Beyond formal training, however, Estelle demonstrates the ability to learn from her own life experiences.  As a child, she never felt she “fit in.”   Her mother and father are from different parts of the country and different backgrounds, her mother being the first in her family to marry and live outside her community.  In play with her cousins, Estelle got the clear message that she was “different.” She agonized over being excluded because of her ethnicity.  She recognized the stereotypes various groups had of one another.  Even at the death of her brother, to whom she was quite devoted, the mourning family was disputing where he could / should be buried.  Overcoming this sense of exclusion, Estelle strengthened her own internal confidence, recognizing that her value as a person had nothing to do with her ethnicity, and knowing that she could make her way in the world regardless of stereotypes and judgments.

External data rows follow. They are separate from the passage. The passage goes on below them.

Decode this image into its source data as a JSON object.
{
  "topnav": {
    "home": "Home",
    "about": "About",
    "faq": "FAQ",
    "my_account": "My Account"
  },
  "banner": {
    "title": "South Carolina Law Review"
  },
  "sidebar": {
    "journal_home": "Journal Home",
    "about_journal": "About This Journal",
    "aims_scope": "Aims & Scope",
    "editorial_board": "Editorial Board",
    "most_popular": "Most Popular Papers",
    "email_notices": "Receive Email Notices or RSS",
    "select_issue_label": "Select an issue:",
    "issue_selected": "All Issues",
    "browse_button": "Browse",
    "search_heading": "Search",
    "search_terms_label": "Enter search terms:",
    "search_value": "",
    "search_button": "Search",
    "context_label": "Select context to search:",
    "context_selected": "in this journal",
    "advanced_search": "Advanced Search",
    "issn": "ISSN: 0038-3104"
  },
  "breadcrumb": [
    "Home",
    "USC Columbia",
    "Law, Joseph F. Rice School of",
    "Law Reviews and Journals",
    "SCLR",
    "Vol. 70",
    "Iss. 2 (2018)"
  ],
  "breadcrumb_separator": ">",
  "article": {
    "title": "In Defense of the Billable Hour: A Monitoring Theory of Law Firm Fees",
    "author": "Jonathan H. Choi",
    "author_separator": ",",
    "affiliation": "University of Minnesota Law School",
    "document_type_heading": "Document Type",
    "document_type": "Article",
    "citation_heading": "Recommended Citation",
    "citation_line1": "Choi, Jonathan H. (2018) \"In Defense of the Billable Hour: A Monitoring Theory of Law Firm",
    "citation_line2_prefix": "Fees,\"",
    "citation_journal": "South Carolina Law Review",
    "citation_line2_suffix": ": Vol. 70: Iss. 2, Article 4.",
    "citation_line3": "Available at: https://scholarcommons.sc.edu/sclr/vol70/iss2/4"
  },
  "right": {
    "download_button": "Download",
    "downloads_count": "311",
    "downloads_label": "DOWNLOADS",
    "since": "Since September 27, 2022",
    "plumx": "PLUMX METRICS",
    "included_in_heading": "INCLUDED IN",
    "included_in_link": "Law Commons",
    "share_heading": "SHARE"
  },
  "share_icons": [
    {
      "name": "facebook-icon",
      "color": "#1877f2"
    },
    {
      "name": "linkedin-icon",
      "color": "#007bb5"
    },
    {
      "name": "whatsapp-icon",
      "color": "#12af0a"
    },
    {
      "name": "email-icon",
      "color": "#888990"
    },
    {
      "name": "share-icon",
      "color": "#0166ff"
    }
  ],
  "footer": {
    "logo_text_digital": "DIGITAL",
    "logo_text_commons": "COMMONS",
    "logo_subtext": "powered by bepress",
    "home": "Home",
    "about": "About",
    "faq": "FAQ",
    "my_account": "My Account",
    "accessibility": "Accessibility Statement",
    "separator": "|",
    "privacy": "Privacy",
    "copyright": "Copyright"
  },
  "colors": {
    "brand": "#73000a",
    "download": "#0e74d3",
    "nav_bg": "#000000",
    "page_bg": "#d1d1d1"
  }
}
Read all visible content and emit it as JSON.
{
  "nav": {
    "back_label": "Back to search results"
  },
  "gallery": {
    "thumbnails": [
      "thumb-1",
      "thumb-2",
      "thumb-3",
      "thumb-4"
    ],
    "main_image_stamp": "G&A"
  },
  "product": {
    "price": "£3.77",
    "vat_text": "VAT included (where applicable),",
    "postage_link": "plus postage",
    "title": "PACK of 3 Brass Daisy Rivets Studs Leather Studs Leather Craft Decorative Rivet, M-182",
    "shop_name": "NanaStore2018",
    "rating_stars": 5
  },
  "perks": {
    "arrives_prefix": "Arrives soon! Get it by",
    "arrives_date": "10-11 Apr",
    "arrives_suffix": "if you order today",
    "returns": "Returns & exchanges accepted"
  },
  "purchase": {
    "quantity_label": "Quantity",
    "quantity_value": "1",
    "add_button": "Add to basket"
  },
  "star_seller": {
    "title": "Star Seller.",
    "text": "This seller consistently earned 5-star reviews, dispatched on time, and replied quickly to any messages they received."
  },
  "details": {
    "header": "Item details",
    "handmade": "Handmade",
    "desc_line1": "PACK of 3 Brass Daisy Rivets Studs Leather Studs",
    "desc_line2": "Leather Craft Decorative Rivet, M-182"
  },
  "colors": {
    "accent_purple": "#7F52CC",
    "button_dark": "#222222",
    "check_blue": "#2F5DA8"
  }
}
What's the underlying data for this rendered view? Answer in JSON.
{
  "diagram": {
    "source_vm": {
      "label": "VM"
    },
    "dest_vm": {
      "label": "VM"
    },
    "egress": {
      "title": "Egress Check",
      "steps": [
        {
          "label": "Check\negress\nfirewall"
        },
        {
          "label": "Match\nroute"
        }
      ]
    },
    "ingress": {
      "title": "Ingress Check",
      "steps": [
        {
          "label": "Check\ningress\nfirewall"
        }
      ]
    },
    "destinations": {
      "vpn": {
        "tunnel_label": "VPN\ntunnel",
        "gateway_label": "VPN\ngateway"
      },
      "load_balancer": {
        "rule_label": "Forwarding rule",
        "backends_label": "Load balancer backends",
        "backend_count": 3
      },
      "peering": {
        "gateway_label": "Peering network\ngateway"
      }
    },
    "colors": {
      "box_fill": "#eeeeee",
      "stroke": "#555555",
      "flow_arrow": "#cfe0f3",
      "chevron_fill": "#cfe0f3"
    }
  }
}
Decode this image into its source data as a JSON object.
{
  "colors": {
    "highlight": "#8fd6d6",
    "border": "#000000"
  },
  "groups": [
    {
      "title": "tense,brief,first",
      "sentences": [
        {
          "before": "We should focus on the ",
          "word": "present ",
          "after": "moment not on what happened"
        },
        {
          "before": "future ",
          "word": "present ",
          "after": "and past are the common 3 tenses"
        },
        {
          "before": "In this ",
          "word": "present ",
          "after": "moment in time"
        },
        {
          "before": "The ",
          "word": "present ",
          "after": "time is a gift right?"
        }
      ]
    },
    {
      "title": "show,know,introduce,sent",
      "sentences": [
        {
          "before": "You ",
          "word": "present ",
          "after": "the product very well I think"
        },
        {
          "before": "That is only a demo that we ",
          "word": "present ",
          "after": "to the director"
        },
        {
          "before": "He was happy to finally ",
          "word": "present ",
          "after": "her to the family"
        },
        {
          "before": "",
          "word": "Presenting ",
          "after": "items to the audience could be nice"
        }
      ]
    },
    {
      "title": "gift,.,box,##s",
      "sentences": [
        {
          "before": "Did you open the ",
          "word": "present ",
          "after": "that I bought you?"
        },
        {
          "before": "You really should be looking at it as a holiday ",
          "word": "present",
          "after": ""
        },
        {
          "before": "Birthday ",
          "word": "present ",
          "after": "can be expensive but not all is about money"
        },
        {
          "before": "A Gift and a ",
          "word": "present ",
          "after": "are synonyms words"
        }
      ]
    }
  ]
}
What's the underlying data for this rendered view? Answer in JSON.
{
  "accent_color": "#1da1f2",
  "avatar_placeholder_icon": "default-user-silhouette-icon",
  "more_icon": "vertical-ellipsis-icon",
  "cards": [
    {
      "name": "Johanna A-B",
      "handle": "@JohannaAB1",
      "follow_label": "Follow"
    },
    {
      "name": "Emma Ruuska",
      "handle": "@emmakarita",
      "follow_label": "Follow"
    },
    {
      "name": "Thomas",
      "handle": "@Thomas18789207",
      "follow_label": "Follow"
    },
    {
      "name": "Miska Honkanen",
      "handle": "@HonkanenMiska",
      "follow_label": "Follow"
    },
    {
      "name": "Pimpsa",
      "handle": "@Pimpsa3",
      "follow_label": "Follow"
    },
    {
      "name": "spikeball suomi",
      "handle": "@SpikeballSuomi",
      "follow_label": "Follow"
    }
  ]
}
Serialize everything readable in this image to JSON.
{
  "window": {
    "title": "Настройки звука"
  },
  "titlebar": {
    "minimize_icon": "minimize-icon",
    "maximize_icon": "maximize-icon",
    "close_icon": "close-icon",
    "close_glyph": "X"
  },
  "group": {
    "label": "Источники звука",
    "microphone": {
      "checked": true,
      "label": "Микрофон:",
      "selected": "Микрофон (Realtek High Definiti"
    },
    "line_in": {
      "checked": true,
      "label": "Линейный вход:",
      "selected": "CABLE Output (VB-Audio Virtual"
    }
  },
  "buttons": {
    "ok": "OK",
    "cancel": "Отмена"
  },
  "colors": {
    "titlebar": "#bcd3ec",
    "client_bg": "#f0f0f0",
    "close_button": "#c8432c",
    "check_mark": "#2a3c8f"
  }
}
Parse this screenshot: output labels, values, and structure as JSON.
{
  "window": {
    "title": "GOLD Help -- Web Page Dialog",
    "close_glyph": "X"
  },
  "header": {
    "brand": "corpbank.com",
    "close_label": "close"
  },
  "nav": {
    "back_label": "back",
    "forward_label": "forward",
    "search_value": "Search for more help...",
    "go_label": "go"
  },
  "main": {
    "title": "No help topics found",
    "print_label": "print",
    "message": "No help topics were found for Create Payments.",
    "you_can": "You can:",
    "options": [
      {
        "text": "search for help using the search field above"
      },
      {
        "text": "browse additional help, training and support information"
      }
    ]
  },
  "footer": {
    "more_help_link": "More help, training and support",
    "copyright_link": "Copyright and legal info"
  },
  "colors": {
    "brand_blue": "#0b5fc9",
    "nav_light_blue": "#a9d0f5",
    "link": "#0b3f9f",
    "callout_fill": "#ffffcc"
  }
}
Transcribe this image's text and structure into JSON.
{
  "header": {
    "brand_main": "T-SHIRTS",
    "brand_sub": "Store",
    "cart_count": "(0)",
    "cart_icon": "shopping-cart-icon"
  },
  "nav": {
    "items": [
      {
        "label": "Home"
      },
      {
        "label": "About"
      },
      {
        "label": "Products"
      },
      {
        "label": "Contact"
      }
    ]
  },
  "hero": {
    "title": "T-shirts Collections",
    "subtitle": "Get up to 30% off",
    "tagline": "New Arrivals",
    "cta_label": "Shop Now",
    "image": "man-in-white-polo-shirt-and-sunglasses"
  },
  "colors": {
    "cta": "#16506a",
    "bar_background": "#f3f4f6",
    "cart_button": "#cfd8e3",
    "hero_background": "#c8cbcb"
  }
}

She also learned from an unexpected mentor, her father-in-law.  “He taught me two important things!” Estelle explains. 

I was concerned about women’s land rights.  In some parts of Madagascar, women cannot own their own land.  They cannot inherit land from their parents.  My father-in-law helped me understand that “if we are not empowering our daughters – through education and skill development - having the “rights to land” is never going to be a reality; women will only give their land to their husbands.”   He helped me realize that women must understand and claim their own freedom so that they can claim their Land Rights.  They must have the will and the skill to make decisions and manage their own land.

My father-in-law also helped me understand how to best serve the women in the villages I visit.   “You must be the same as the women there,” he said.  “If you are seen as a “special” woman the men may respect you, but they still will not respect the women of the village.”  He urged me to learn the protocol of every village I visit, to ask questions so I can learn what it is like to be a woman there. 

Estelle is an influential leader.  She demonstrates the strength of inner confidence, the power of asking questions and continually learning, the necessity for stepping outside one’s comfort zone, to do what needs to be done. After being selected as Humphrey Fellow which involved a yearlong program in the United States, she opened up a new window of her life, always convinced that continuous learning is a key for success. Competing globally on a UN-OCHA research project, she was successful and received funding to implement her research project… again related to small-scale farmers resiliency.

Estelle may be contacted at herimpitia_estelle@yahoo.fr